§ **Requirement**
Please restate the entries below word for word, leaving out any pictures.

• • • • •

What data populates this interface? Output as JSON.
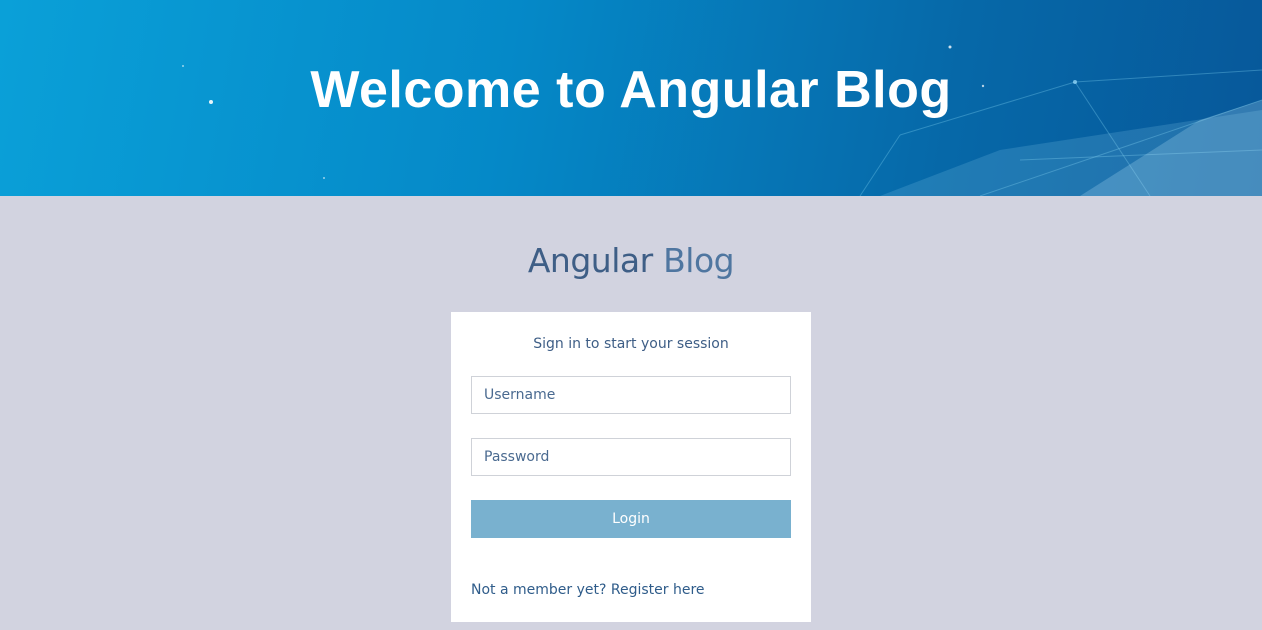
{
  "hero": {
    "title": "Welcome to Angular Blog"
  },
  "brand": {
    "bold": "Angular",
    "light": "Blog"
  },
  "login_card": {
    "message": "Sign in to start your session",
    "username_placeholder": "Username",
    "password_placeholder": "Password",
    "login_label": "Login",
    "register_link": "Not a member yet? Register here"
  },
  "colors": {
    "background": "#d2d3e0",
    "hero_blue": "#0589c8",
    "button": "#79b1cf",
    "text": "#3e5e86"
  }
}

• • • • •

§ **Solution**
What data populates this interface? Output as JSON.
{
  "hero": {
    "title": "Welcome to Angular Blog"
  },
  "brand": {
    "bold": "Angular",
    "light": "Blog"
  },
  "login_card": {
    "message": "Sign in to start your session",
    "username_placeholder": "Username",
    "password_placeholder": "Password",
    "login_label": "Login",
    "register_link": "Not a member yet? Register here"
  },
  "colors": {
    "background": "#d2d3e0",
    "hero_blue": "#0589c8",
    "button": "#79b1cf",
    "text": "#3e5e86"
  }
}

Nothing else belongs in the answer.